• Recorded information:

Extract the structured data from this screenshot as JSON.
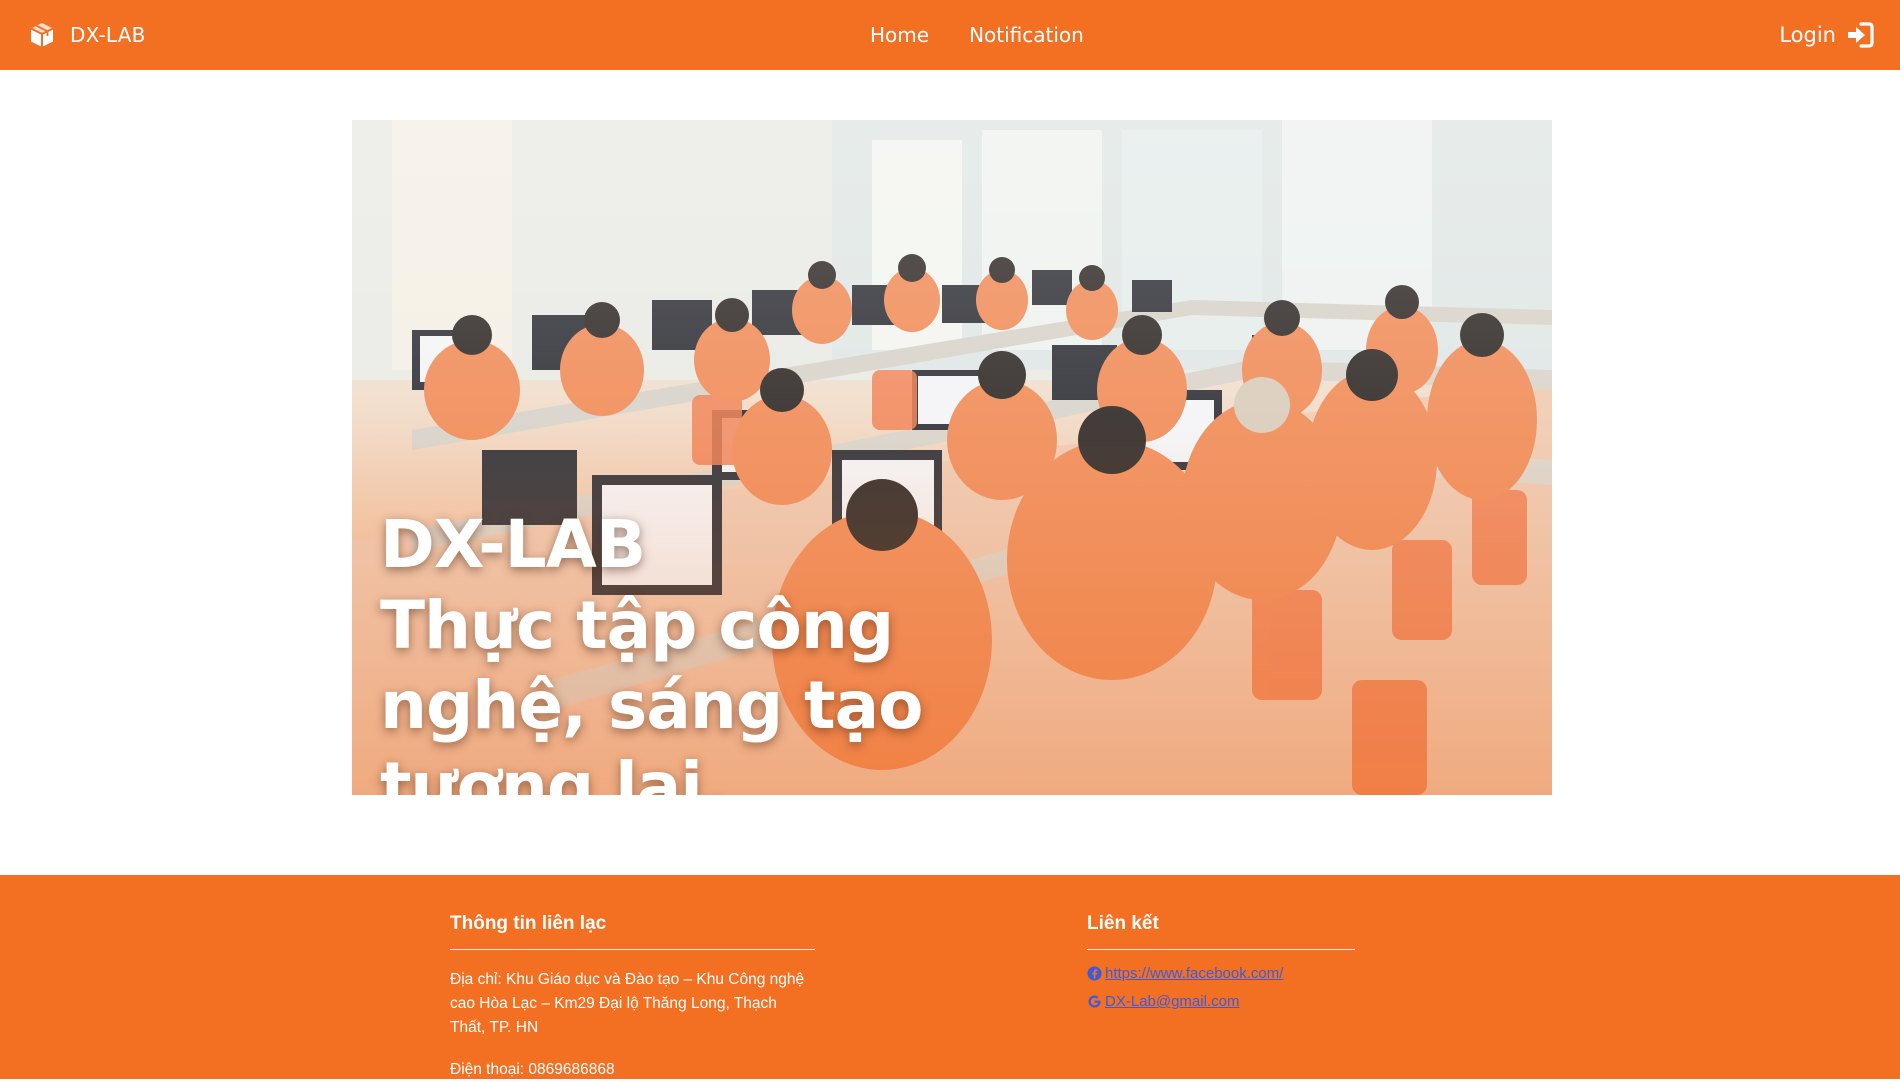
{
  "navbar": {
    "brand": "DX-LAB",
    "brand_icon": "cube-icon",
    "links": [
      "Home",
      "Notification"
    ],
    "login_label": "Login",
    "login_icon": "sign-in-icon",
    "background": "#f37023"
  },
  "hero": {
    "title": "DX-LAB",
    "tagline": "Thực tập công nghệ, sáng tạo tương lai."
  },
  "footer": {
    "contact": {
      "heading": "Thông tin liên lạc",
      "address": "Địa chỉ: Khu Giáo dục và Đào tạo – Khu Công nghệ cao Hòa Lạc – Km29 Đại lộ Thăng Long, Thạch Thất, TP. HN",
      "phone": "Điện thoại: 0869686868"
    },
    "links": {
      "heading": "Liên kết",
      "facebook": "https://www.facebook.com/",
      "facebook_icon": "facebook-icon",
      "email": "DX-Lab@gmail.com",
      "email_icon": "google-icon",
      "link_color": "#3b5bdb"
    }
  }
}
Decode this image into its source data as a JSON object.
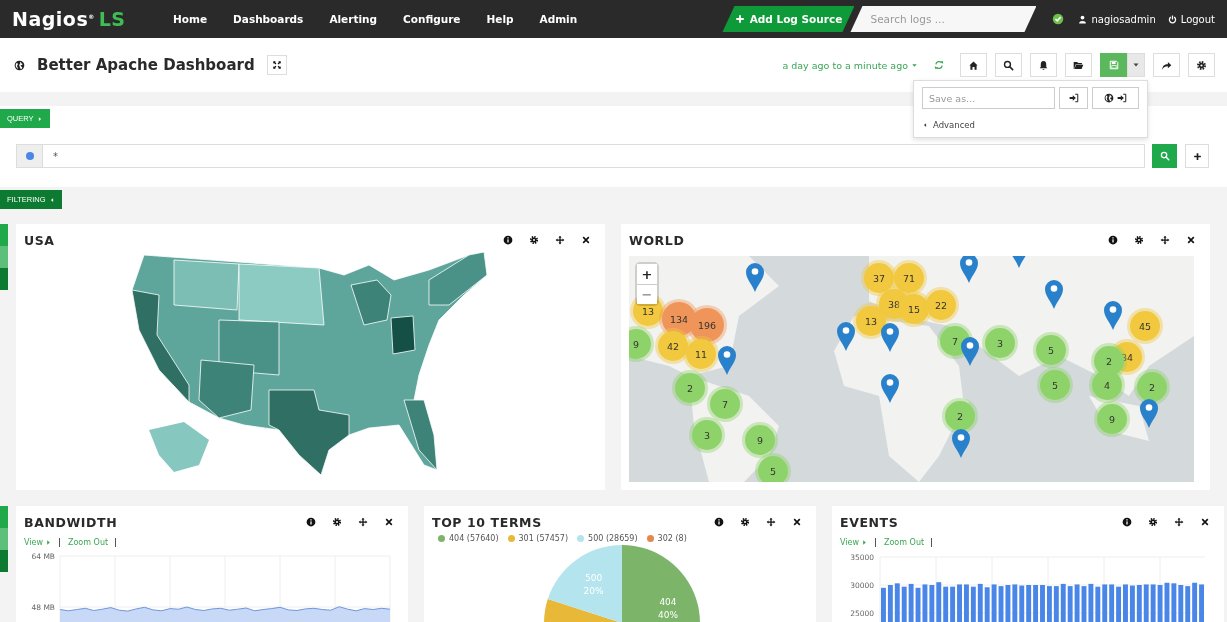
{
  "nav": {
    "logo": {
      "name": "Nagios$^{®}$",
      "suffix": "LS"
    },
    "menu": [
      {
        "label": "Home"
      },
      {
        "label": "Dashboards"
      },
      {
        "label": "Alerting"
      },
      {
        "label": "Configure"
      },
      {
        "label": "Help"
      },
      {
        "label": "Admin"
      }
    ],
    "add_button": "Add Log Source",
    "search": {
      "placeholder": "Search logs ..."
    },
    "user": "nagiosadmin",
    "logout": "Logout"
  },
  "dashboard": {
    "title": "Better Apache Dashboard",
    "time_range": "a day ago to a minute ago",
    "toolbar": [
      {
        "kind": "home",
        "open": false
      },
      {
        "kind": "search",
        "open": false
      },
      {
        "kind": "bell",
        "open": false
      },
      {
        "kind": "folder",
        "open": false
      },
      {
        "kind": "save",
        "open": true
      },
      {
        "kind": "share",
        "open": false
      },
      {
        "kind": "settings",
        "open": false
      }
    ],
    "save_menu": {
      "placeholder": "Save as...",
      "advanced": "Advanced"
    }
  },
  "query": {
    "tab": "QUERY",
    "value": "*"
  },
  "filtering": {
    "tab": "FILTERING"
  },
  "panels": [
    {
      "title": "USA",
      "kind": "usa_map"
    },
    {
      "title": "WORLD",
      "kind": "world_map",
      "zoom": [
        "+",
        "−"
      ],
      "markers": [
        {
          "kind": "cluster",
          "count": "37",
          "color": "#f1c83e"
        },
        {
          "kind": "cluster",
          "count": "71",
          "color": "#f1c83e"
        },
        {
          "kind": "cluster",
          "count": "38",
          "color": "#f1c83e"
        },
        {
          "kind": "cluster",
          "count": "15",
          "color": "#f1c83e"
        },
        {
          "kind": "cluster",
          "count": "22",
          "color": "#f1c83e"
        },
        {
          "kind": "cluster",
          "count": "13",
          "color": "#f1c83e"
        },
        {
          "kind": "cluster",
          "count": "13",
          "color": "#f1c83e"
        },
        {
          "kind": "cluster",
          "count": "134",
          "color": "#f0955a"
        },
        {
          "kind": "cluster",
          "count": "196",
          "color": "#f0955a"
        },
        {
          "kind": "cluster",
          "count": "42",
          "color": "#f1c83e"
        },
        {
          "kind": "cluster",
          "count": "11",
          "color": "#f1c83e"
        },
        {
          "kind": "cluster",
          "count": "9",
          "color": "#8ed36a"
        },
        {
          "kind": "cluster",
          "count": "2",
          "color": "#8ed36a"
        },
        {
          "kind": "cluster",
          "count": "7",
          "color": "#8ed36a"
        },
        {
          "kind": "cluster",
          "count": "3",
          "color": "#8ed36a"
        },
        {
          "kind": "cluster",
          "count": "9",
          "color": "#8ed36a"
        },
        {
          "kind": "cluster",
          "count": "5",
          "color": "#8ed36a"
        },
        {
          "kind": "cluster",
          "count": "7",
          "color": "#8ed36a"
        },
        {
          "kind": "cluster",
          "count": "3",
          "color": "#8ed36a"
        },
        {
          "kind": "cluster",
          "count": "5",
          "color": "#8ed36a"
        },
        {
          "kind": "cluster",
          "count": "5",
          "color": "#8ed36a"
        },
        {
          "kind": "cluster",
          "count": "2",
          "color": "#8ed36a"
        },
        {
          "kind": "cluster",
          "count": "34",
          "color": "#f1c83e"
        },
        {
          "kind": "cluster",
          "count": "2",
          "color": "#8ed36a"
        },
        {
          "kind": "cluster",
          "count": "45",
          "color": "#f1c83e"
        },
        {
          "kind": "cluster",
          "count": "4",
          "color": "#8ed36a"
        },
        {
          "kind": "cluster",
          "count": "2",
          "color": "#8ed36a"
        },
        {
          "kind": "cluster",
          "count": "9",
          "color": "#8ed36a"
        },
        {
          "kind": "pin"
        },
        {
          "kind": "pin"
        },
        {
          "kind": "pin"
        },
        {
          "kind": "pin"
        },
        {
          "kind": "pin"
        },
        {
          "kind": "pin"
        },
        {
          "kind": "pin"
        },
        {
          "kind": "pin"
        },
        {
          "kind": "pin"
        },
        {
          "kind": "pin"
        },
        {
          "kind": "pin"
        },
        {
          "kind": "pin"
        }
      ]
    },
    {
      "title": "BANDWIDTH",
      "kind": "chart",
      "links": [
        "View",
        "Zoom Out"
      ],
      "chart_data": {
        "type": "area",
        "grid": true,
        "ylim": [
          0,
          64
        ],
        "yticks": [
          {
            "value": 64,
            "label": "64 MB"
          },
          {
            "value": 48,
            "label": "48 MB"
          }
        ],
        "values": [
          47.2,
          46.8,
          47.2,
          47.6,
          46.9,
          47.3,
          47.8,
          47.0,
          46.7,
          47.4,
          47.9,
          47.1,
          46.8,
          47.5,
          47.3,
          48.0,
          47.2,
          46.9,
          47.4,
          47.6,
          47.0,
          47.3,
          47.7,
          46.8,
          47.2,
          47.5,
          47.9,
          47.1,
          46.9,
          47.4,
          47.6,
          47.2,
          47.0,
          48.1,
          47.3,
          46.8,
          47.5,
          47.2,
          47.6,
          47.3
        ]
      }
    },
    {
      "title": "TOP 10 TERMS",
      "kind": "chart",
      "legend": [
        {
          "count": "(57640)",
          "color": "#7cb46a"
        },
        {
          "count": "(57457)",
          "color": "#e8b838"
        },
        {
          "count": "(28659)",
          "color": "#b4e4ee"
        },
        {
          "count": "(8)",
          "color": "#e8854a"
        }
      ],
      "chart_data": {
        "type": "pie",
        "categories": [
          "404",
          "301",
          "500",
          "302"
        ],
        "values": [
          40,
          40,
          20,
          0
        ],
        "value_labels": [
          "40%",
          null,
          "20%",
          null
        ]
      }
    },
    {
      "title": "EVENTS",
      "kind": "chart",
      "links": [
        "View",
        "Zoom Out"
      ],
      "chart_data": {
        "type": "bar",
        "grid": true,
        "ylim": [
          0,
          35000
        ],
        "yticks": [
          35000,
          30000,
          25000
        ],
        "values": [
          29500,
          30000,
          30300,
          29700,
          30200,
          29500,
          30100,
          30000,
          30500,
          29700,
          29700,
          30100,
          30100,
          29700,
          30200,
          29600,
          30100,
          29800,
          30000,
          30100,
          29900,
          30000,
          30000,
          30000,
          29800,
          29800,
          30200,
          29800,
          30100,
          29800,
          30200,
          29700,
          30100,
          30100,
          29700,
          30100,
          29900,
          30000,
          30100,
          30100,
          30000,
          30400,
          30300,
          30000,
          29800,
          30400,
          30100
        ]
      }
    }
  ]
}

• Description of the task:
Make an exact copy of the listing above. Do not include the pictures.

• Solution for this task:
Extract the structured data from this screenshot as JSON.
{
  "navbar": {
    "brand": "DX-LAB",
    "brand_icon": "cube-icon",
    "links": [
      "Home",
      "Notification"
    ],
    "login_label": "Login",
    "login_icon": "sign-in-icon",
    "background": "#f37023"
  },
  "hero": {
    "title": "DX-LAB",
    "tagline": "Thực tập công nghệ, sáng tạo tương lai."
  },
  "footer": {
    "contact": {
      "heading": "Thông tin liên lạc",
      "address": "Địa chỉ: Khu Giáo dục và Đào tạo – Khu Công nghệ cao Hòa Lạc – Km29 Đại lộ Thăng Long, Thạch Thất, TP. HN",
      "phone": "Điện thoại: 0869686868"
    },
    "links": {
      "heading": "Liên kết",
      "facebook": "https://www.facebook.com/",
      "facebook_icon": "facebook-icon",
      "email": "DX-Lab@gmail.com",
      "email_icon": "google-icon",
      "link_color": "#3b5bdb"
    }
  }
}
Decode this image into its source data as a JSON object.
{
  "nav": {
    "logo": {
      "name": "Nagios$^{®}$",
      "suffix": "LS"
    },
    "menu": [
      {
        "label": "Home"
      },
      {
        "label": "Dashboards"
      },
      {
        "label": "Alerting"
      },
      {
        "label": "Configure"
      },
      {
        "label": "Help"
      },
      {
        "label": "Admin"
      }
    ],
    "add_button": "Add Log Source",
    "search": {
      "placeholder": "Search logs ..."
    },
    "user": "nagiosadmin",
    "logout": "Logout"
  },
  "dashboard": {
    "title": "Better Apache Dashboard",
    "time_range": "a day ago to a minute ago",
    "toolbar": [
      {
        "kind": "home",
        "open": false
      },
      {
        "kind": "search",
        "open": false
      },
      {
        "kind": "bell",
        "open": false
      },
      {
        "kind": "folder",
        "open": false
      },
      {
        "kind": "save",
        "open": true
      },
      {
        "kind": "share",
        "open": false
      },
      {
        "kind": "settings",
        "open": false
      }
    ],
    "save_menu": {
      "placeholder": "Save as...",
      "advanced": "Advanced"
    }
  },
  "query": {
    "tab": "QUERY",
    "value": "*"
  },
  "filtering": {
    "tab": "FILTERING"
  },
  "panels": [
    {
      "title": "USA",
      "kind": "usa_map"
    },
    {
      "title": "WORLD",
      "kind": "world_map",
      "zoom": [
        "+",
        "−"
      ],
      "markers": [
        {
          "kind": "cluster",
          "count": "37",
          "color": "#f1c83e"
        },
        {
          "kind": "cluster",
          "count": "71",
          "color": "#f1c83e"
        },
        {
          "kind": "cluster",
          "count": "38",
          "color": "#f1c83e"
        },
        {
          "kind": "cluster",
          "count": "15",
          "color": "#f1c83e"
        },
        {
          "kind": "cluster",
          "count": "22",
          "color": "#f1c83e"
        },
        {
          "kind": "cluster",
          "count": "13",
          "color": "#f1c83e"
        },
        {
          "kind": "cluster",
          "count": "13",
          "color": "#f1c83e"
        },
        {
          "kind": "cluster",
          "count": "134",
          "color": "#f0955a"
        },
        {
          "kind": "cluster",
          "count": "196",
          "color": "#f0955a"
        },
        {
          "kind": "cluster",
          "count": "42",
          "color": "#f1c83e"
        },
        {
          "kind": "cluster",
          "count": "11",
          "color": "#f1c83e"
        },
        {
          "kind": "cluster",
          "count": "9",
          "color": "#8ed36a"
        },
        {
          "kind": "cluster",
          "count": "2",
          "color": "#8ed36a"
        },
        {
          "kind": "cluster",
          "count": "7",
          "color": "#8ed36a"
        },
        {
          "kind": "cluster",
          "count": "3",
          "color": "#8ed36a"
        },
        {
          "kind": "cluster",
          "count": "9",
          "color": "#8ed36a"
        },
        {
          "kind": "cluster",
          "count": "5",
          "color": "#8ed36a"
        },
        {
          "kind": "cluster",
          "count": "7",
          "color": "#8ed36a"
        },
        {
          "kind": "cluster",
          "count": "3",
          "color": "#8ed36a"
        },
        {
          "kind": "cluster",
          "count": "5",
          "color": "#8ed36a"
        },
        {
          "kind": "cluster",
          "count": "5",
          "color": "#8ed36a"
        },
        {
          "kind": "cluster",
          "count": "2",
          "color": "#8ed36a"
        },
        {
          "kind": "cluster",
          "count": "34",
          "color": "#f1c83e"
        },
        {
          "kind": "cluster",
          "count": "2",
          "color": "#8ed36a"
        },
        {
          "kind": "cluster",
          "count": "45",
          "color": "#f1c83e"
        },
        {
          "kind": "cluster",
          "count": "4",
          "color": "#8ed36a"
        },
        {
          "kind": "cluster",
          "count": "2",
          "color": "#8ed36a"
        },
        {
          "kind": "cluster",
          "count": "9",
          "color": "#8ed36a"
        },
        {
          "kind": "pin"
        },
        {
          "kind": "pin"
        },
        {
          "kind": "pin"
        },
        {
          "kind": "pin"
        },
        {
          "kind": "pin"
        },
        {
          "kind": "pin"
        },
        {
          "kind": "pin"
        },
        {
          "kind": "pin"
        },
        {
          "kind": "pin"
        },
        {
          "kind": "pin"
        },
        {
          "kind": "pin"
        },
        {
          "kind": "pin"
        }
      ]
    },
    {
      "title": "BANDWIDTH",
      "kind": "chart",
      "links": [
        "View",
        "Zoom Out"
      ],
      "chart_data": {
        "type": "area",
        "grid": true,
        "ylim": [
          0,
          64
        ],
        "yticks": [
          {
            "value": 64,
            "label": "64 MB"
          },
          {
            "value": 48,
            "label": "48 MB"
          }
        ],
        "values": [
          47.2,
          46.8,
          47.2,
          47.6,
          46.9,
          47.3,
          47.8,
          47.0,
          46.7,
          47.4,
          47.9,
          47.1,
          46.8,
          47.5,
          47.3,
          48.0,
          47.2,
          46.9,
          47.4,
          47.6,
          47.0,
          47.3,
          47.7,
          46.8,
          47.2,
          47.5,
          47.9,
          47.1,
          46.9,
          47.4,
          47.6,
          47.2,
          47.0,
          48.1,
          47.3,
          46.8,
          47.5,
          47.2,
          47.6,
          47.3
        ]
      }
    },
    {
      "title": "TOP 10 TERMS",
      "kind": "chart",
      "legend": [
        {
          "count": "(57640)",
          "color": "#7cb46a"
        },
        {
          "count": "(57457)",
          "color": "#e8b838"
        },
        {
          "count": "(28659)",
          "color": "#b4e4ee"
        },
        {
          "count": "(8)",
          "color": "#e8854a"
        }
      ],
      "chart_data": {
        "type": "pie",
        "categories": [
          "404",
          "301",
          "500",
          "302"
        ],
        "values": [
          40,
          40,
          20,
          0
        ],
        "value_labels": [
          "40%",
          null,
          "20%",
          null
        ]
      }
    },
    {
      "title": "EVENTS",
      "kind": "chart",
      "links": [
        "View",
        "Zoom Out"
      ],
      "chart_data": {
        "type": "bar",
        "grid": true,
        "ylim": [
          0,
          35000
        ],
        "yticks": [
          35000,
          30000,
          25000
        ],
        "values": [
          29500,
          30000,
          30300,
          29700,
          30200,
          29500,
          30100,
          30000,
          30500,
          29700,
          29700,
          30100,
          30100,
          29700,
          30200,
          29600,
          30100,
          29800,
          30000,
          30100,
          29900,
          30000,
          30000,
          30000,
          29800,
          29800,
          30200,
          29800,
          30100,
          29800,
          30200,
          29700,
          30100,
          30100,
          29700,
          30100,
          29900,
          30000,
          30100,
          30100,
          30000,
          30400,
          30300,
          30000,
          29800,
          30400,
          30100
        ]
      }
    }
  ]
}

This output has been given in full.